The government of Dubai on January 18 hosted an exclusive public viewing of an extremely rare black diamond called “The Enigma” at the Dubai Diamond Exchange.
The diamond has never before been exhibited.
The 555.5 ct, 55-facet carbonado diamond will be exhibited in Dubai, Los Angeles and London before being set for a single lot online auction from February 3 to 9.
The Enigma is considered the largest fancy natural colour black diamond in the world and the largest cut diamond of any kind in the world, according to the 2006 Guinness Book of World Records.
The diamond’s design is inspired by the Middle Eastern palm-shaped symbol, the Hamsa, which is associated with the number five and is a sign of protection, power and strength.
It is thought to have been created either from meteoric impact or having emerged from a diamond-bearing asteroid that collided with Earth.
Renowned American geophysicist Stephen Haggerty says carbonado black diamonds are an extremely rare natural occurrence, containing traces of nitrogen and hydrogen abundant in interstellar space, as well as osbornite, a mineral uniquely present in meteors.
Although carbonado has been known since 1841, its host rock is yet to be identified and it follows none of the normal rules of diamond mineralogy and inhabits none of the usual haunts.
Since carbonado diamonds are mostly found in Brazil and the Central African Republic – areas believed to have been struck by meteorites – it adds weight to the theory that these diamonds are indeed treasures originating from interstellar space.
“Carbonado is the most unusual form of diamond on Earth. Despite many mineralogical clues not observed in conventional diamonds, its mode of origin remains largely unexplained.

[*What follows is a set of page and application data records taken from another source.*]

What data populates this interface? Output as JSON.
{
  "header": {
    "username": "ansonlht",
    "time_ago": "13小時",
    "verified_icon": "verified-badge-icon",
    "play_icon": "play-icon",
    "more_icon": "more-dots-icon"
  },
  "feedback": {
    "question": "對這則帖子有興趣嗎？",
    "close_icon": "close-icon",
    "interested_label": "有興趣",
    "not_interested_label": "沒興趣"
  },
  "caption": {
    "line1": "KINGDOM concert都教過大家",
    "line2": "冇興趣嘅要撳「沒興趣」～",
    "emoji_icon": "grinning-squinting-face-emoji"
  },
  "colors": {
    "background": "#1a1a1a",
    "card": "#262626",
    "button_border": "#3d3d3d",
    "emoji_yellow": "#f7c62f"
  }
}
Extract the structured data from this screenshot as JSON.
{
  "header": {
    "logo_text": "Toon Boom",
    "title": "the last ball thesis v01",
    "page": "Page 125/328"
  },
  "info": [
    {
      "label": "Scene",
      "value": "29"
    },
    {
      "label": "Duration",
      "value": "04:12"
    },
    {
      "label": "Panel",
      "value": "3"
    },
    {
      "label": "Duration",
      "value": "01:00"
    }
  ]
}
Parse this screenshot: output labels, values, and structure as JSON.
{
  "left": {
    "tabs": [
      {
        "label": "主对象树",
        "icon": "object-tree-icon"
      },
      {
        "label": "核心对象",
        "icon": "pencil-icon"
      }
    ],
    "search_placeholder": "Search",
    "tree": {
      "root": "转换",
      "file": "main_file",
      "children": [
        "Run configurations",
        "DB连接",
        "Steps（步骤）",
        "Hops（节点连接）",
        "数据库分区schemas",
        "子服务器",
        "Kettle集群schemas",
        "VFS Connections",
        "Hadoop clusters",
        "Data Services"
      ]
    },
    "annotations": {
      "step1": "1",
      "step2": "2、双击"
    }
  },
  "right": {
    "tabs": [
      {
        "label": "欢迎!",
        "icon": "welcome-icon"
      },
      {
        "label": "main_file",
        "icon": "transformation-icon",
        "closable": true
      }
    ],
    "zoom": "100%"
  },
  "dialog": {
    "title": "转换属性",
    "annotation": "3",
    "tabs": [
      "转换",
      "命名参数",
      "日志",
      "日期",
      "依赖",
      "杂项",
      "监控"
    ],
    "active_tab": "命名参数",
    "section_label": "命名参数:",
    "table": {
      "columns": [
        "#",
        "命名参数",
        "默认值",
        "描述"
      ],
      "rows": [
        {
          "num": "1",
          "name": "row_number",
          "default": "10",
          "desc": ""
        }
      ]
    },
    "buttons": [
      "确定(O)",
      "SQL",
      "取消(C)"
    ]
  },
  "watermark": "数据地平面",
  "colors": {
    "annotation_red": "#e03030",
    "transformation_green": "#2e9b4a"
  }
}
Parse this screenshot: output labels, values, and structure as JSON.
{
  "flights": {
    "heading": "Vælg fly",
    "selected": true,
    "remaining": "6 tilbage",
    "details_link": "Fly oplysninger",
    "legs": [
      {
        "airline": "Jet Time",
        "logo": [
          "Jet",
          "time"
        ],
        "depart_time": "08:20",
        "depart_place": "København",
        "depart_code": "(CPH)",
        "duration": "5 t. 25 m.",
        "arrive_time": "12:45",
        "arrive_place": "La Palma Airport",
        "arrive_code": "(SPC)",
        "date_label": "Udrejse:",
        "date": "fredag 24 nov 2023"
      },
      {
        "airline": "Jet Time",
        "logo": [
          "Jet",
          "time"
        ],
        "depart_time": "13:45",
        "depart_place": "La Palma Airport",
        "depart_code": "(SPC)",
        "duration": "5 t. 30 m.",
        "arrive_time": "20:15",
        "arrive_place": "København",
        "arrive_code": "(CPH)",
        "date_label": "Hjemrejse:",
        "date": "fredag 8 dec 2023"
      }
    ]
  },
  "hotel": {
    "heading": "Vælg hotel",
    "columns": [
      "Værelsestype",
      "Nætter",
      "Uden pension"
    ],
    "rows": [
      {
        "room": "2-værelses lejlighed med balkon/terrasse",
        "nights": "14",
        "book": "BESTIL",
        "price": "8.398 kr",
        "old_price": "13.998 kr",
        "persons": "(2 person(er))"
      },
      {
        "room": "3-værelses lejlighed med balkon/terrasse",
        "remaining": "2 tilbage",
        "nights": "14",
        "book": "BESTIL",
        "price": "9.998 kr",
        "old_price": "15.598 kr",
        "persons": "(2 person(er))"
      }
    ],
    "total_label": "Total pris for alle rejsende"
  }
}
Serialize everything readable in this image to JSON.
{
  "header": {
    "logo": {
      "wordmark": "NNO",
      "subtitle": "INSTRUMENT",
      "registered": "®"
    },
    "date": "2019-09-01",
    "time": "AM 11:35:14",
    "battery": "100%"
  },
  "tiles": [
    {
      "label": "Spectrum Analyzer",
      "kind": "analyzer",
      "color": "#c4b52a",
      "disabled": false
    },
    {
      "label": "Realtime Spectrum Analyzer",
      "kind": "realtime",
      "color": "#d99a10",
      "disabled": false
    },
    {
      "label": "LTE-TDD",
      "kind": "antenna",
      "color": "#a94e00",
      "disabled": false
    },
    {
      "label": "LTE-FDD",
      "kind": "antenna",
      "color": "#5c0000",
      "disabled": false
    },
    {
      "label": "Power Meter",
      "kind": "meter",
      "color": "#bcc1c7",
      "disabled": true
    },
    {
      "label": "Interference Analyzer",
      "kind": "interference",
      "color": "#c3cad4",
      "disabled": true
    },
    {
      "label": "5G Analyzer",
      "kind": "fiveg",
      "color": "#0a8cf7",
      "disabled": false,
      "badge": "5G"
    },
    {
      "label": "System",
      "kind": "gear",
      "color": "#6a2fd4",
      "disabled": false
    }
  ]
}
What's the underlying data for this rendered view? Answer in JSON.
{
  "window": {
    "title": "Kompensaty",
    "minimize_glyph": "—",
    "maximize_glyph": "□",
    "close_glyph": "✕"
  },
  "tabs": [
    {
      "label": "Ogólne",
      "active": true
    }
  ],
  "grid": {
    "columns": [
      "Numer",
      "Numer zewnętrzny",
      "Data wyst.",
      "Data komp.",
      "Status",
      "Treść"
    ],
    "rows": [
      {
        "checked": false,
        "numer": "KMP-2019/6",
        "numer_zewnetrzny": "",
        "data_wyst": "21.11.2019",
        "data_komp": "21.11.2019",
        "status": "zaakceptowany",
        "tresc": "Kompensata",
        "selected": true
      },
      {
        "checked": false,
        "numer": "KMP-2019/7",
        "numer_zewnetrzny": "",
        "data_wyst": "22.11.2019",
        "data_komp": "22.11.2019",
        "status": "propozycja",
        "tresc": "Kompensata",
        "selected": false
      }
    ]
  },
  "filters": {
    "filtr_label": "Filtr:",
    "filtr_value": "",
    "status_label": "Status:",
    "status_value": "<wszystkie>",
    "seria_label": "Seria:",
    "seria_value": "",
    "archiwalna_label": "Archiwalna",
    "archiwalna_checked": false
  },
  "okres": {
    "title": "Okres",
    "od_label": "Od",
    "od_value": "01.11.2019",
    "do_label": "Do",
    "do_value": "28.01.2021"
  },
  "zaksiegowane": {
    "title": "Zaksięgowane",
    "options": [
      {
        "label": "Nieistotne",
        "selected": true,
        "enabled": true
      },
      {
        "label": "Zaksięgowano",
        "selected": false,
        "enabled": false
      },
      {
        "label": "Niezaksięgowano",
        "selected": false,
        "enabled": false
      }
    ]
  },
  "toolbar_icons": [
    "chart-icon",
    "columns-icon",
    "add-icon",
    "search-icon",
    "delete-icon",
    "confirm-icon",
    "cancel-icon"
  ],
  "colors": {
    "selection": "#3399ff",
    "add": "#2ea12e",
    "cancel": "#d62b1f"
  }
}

“The extraterrestrial model, although conceptual and supported by astrophysical data, will only be vindicated by the discovery of carbonado in the asteroid belt by remote sensing, or by an observed diamond meteorite fall that is dark in colour, porous and patinaed,” Haggerty explains.
He elaborates that carbonado, which was named for its resemblance to charcoal, is opaque, and composed of randomly oriented diamond crystallites that impede light refraction and increase absorption.
Colour varies from black and putty grey to shades of brown, deep purple to pink, rusty red and the occasional olive green.
The pores of carbonado rock are an unusual glassy patina, with highly irregular surfaces, and poly-crystallinity, which distinguishes carbonado from conventional diamonds, Haggerty highlights.
He ultimately believes these diamonds were “born” in exploding stars and later fell to Earth, dubbing them “boulders of star dust”.
“The Enigma is a marvel of rarity and size, and its brilliance and high polish are a testament to the delicate and highly skilled undertaking of diamond cutting. Its sale represents a once-in-a-lifetime opportunity to acquire one of the rarest, billion-year-old cosmic wonders known to humankind,” says action house Sotheby’s jewellery specialist Nikita Binani.